, 494 (100 SE2d 616
). "It is the general rule that when considered on demurrer, pleadings must be construed most strongly against the pleader, and the absence of averments of essential facts and reliance by the pleader upon allegations short of such facts require a holding that they did not exist." Hulsey v. Interstate Life &c. Ins. Co., 207 Ga. 167 (60 SE2d 353)

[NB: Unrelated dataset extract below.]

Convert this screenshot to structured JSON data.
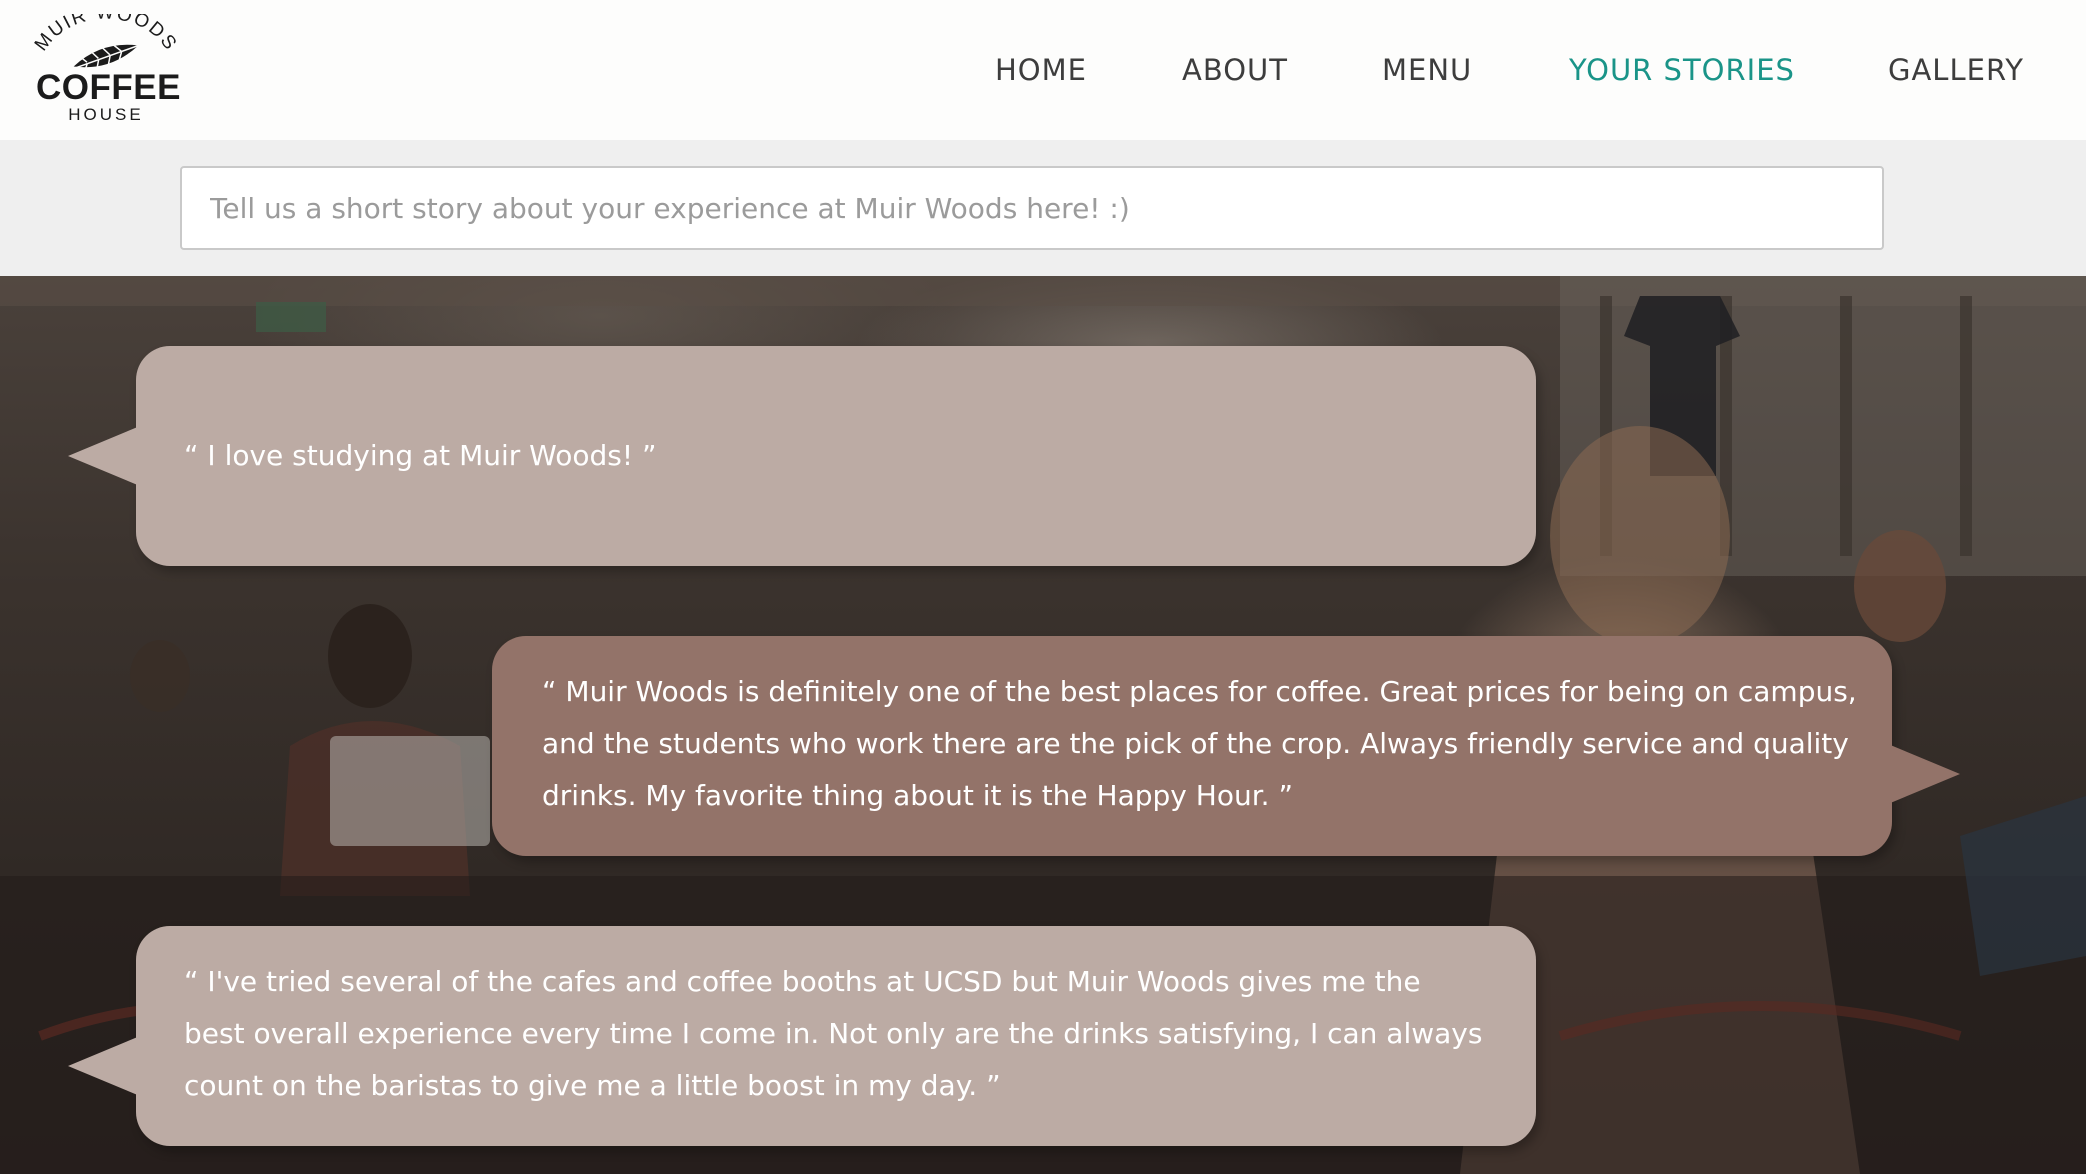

Application of the foregoing rules of construction of pleadings demands the conclusion that the petition failed to allege the breach of a duty on the part of the defendant and also showed on its face that the plaintiff failed to exercise ordinary care for his own safety and could have avoided the alleged negligence of the defendant, assuming there was some, by the exercise of ordinary care. Under the above rules of construction, a fair and reasonable construction of the petition, considering the facts alleged and those omitted, is as follows: That plaintiff emerged into his hallway from a bedroom; that a light bulb needed replacing in the hallway fixture, and as a consequence the hallway was unlighted; that the lights in the bedroom from which the plaintiff came were in working order; that the plaintiff failed to turn on the light in the bedroom prior to going into the hallway; that if the plaintiff had turned on the bedroom light there would have been sufficient light in the hallway to enable him to reach the bathroom; that the plaintiff had known for several days that the light bulb in the hallway needed replacing and that the hall was not properly lighted; that the plaintiff made no effort to replace the burned-out bulb in the hall; that he traversed the unlighted hallway without any attempt to obtain sufficient lighting to guide him safely. There is no allegation in the petition that it was the duty of the landlord to replace burned out light bulbs in the plaintiff's apartment and the allegations of paragraph 10 of the petition are not sufficient to allege such a duty. Replacing a burned-out light bulb cannot be considered an alteration or repair to the apartment. "There is no duty on the part of a landlord to maintain lights or to illuminate passageways, porches and steps in the absence of a contractual obligation to do so, or when so required by statute." Maloof v. Blackmon, 105 Ga. App. 207 (2) (124 SE2d 441)
, citing Phillips v. Ray-Jean, Inc., 84 Ga. App. 28
, 39 (65 SE2d 617
), and Srochi v. Hightower, 57 Ga. App. 322 (195 SE 323)
. Even if it were true that there was a duty on the landlord to replace the burned-out light bulb, the plaintiff was aware of the danger existing and could have easily avoided the consequence of the burned-out light bulb by the exercise of ordinary care. The petition did not set forth a cause of action and the court did not err in sustaining the general demurrer to the petition and in dismissing the action.